The band is named for a particular mountain ridge in the county where the five members of Balsam Range grew up. “We’re Haywood County folks,” says vocalist and guitarist Caleb Smith. “We all live in the Canton district of the county, where the paper mill is. Two of the guys were actually born in a county neighboring us, but they’ve been here the majority of their lives.”
Balsam Range features Marc Pruett on banjo, Buddy Melton on fiddle and vocals, Tim Surrett on upright bass, and Darren Nicholson on mandolin, along with Smith. The acclaimed bluegrass quintet now averages 150 shows a year, from Maine to Oregon. “Everybody does their thing, and we all get along,” Smith says. “A lot of it has to do with us all being from the same area, growing up around the same stuff. We’re all used to the same things, we all think the same things are funny, so we get along great, travel well together. Do get tired of each other after about six or seven days in a row,” he laughs.
“There are so many cool things around us, whether it’s a place or an event or whatever, that make for really good songs. We sing a lot about things that happen around here.”
To Smith it’s about building an identity. “When somebody hears the first four bars of a song on the radio, and they know exactly who you are, that’s what I want.
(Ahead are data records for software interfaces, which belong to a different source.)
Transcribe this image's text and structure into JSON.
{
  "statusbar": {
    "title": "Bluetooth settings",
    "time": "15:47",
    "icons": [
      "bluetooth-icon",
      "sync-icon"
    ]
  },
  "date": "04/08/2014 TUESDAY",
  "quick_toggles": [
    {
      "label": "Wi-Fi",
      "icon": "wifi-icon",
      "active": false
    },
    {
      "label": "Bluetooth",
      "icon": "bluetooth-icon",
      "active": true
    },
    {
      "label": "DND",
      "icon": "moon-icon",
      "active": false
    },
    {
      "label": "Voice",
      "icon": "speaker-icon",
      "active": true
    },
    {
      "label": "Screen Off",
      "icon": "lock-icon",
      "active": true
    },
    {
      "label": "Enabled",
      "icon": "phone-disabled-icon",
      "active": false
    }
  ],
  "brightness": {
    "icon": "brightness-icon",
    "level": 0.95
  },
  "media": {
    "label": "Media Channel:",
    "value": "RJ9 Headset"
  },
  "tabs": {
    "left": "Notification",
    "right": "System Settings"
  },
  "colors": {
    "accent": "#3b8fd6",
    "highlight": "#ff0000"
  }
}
That’s what we all want.”
The band feeds off the talent and good musical vibes in this area. “There’s so much energy in the music, so much rhythm,” Smith says. “I think a lot of that goes back to the dance part of the heritage. The people who were playing music for the flat-footers and the cloggers 100 years ago had to be energetic. I think that energy is here, and has pushed into us as well. Folks ask us why our singing is so much different. I think that where we’re from, the way that we talk, the way that we phrase, that carries over to our singing too. And that makes us stand apart.”
Smith grew up in an atmosphere that fostered music. “My dad’s a guitar player, a Doc Watson/Merle Travis finger style guy. Both my granddads play guitar. I’ve got uncles that play guitar. So when I was coming up I didn’t want to play the guitar — there were too many guitar players in my family already. So I started playing banjo and mandolin when I was 12.